Aryeh Klapper explores the Mikvah leniencies of Rabbi David Miller and what led one of his opponents to accuse him of making an obvious grammar mistake.
Beth Kissileff explains how Moses' complaint about not being the Israelite's nursemaid shows how he is unfit for leadership.
Jesse Lempel argues that the halakhic category of pidyon shevuyim might extend to prisoners held in unsafe conditions, safe as during the current pandemic.
Laurance Wieder's After Adam was named the Book of the Year in 2019 by First Thing's John Wilson, but has been largely overlooked in the Jewish community. The Jewish Review of Book's Michal Leibowitz seeks to remedy this in her review of Wieder's lyrical retelling of the Bible.
Josh Yuter looks at the ways that Halakha takes into consideration, and responds to, human feelings.
Ezra Zuckerman Sivan examines how the yibbum triangle of Ruth, Tamar, and Lot's daughters teaches us how to rebuild our lives in a time of upheaval.
The call to learn Torah at night surprisingly comes from a verse in Lamentations. Yaakov Weinstein discusses what we can learn from this, and what it means for the practice of staying up on Shavuot.

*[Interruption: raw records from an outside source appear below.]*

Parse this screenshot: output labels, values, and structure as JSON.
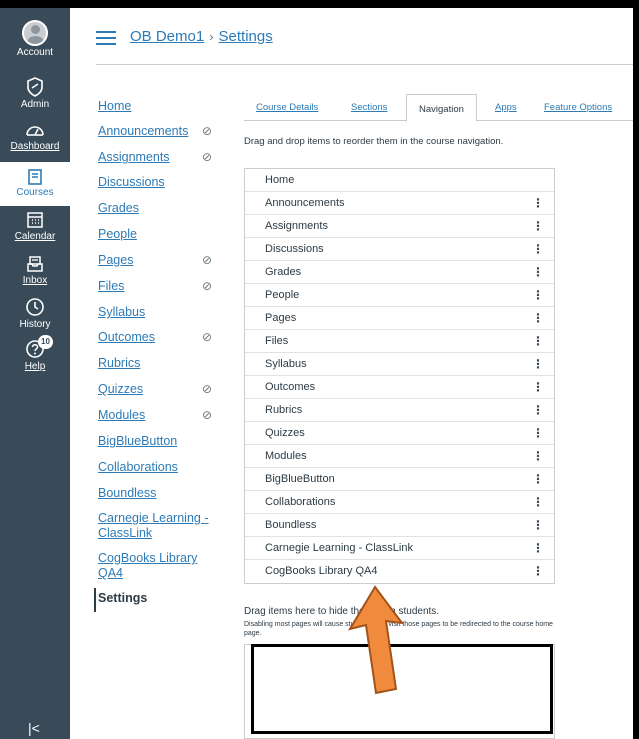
{
  "global_nav": [
    {
      "label": "Account",
      "icon": "avatar"
    },
    {
      "label": "Admin",
      "icon": "shield-icon"
    },
    {
      "label": "Dashboard",
      "icon": "dashboard-icon"
    },
    {
      "label": "Courses",
      "icon": "book-icon"
    },
    {
      "label": "Calendar",
      "icon": "calendar-icon"
    },
    {
      "label": "Inbox",
      "icon": "inbox-icon"
    },
    {
      "label": "History",
      "icon": "clock-icon"
    },
    {
      "label": "Help",
      "icon": "help-icon",
      "badge": "10"
    }
  ],
  "header": {
    "course": "OB Demo1",
    "separator": "›",
    "page": "Settings"
  },
  "course_nav": [
    {
      "label": "Home"
    },
    {
      "label": "Announcements",
      "hidden": true
    },
    {
      "label": "Assignments",
      "hidden": true
    },
    {
      "label": "Discussions"
    },
    {
      "label": "Grades"
    },
    {
      "label": "People"
    },
    {
      "label": "Pages",
      "hidden": true
    },
    {
      "label": "Files",
      "hidden": true
    },
    {
      "label": "Syllabus"
    },
    {
      "label": "Outcomes",
      "hidden": true
    },
    {
      "label": "Rubrics"
    },
    {
      "label": "Quizzes",
      "hidden": true
    },
    {
      "label": "Modules",
      "hidden": true
    },
    {
      "label": "BigBlueButton"
    },
    {
      "label": "Collaborations"
    },
    {
      "label": "Boundless"
    },
    {
      "label": "Carnegie Learning - ClassLink"
    },
    {
      "label": "CogBooks Library QA4"
    },
    {
      "label": "Settings",
      "active": true
    }
  ],
  "tabs": [
    {
      "label": "Course Details"
    },
    {
      "label": "Sections"
    },
    {
      "label": "Navigation",
      "selected": true
    },
    {
      "label": "Apps"
    },
    {
      "label": "Feature Options"
    }
  ],
  "instructions": "Drag and drop items to reorder them in the course navigation.",
  "nav_items": [
    "Home",
    "Announcements",
    "Assignments",
    "Discussions",
    "Grades",
    "People",
    "Pages",
    "Files",
    "Syllabus",
    "Outcomes",
    "Rubrics",
    "Quizzes",
    "Modules",
    "BigBlueButton",
    "Collaborations",
    "Boundless",
    "Carnegie Learning - ClassLink",
    "CogBooks Library QA4"
  ],
  "hidden_section": {
    "title": "Drag items here to hide them from students.",
    "description": "Disabling most pages will cause students who visit those pages to be redirected to the course home page."
  },
  "kebab_glyph": "⋮",
  "eye_glyph": "⊘",
  "colors": {
    "nav_bg": "#394b58",
    "link": "#2d7bb6",
    "arrow": "#f08a3c"
  }
}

Michael Bernstein examines how the individual experience is ironically incorporated into holidays that are all about the community.

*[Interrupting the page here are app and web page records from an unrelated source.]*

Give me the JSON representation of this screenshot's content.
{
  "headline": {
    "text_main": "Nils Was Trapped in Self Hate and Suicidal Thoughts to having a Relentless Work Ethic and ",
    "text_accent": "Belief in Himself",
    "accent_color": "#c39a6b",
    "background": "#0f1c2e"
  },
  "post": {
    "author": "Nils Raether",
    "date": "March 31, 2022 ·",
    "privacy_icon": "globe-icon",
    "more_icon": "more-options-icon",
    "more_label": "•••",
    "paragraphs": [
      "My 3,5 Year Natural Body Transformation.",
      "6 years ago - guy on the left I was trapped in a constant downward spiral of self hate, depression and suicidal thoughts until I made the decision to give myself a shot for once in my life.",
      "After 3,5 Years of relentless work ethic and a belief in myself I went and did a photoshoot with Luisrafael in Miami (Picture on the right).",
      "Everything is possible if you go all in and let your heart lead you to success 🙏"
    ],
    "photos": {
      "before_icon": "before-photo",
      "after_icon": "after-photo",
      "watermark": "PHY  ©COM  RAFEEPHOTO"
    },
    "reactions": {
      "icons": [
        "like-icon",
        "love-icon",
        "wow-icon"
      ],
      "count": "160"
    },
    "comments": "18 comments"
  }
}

Batya Hefter explores a Hasidic understanding of “Sinai consciousness” and proposes a way to re-experience it on Shavuot.
Ben Greenfield looks at the similarity between Sefirah observances and quarantine, and suggests a new way to understand the connection.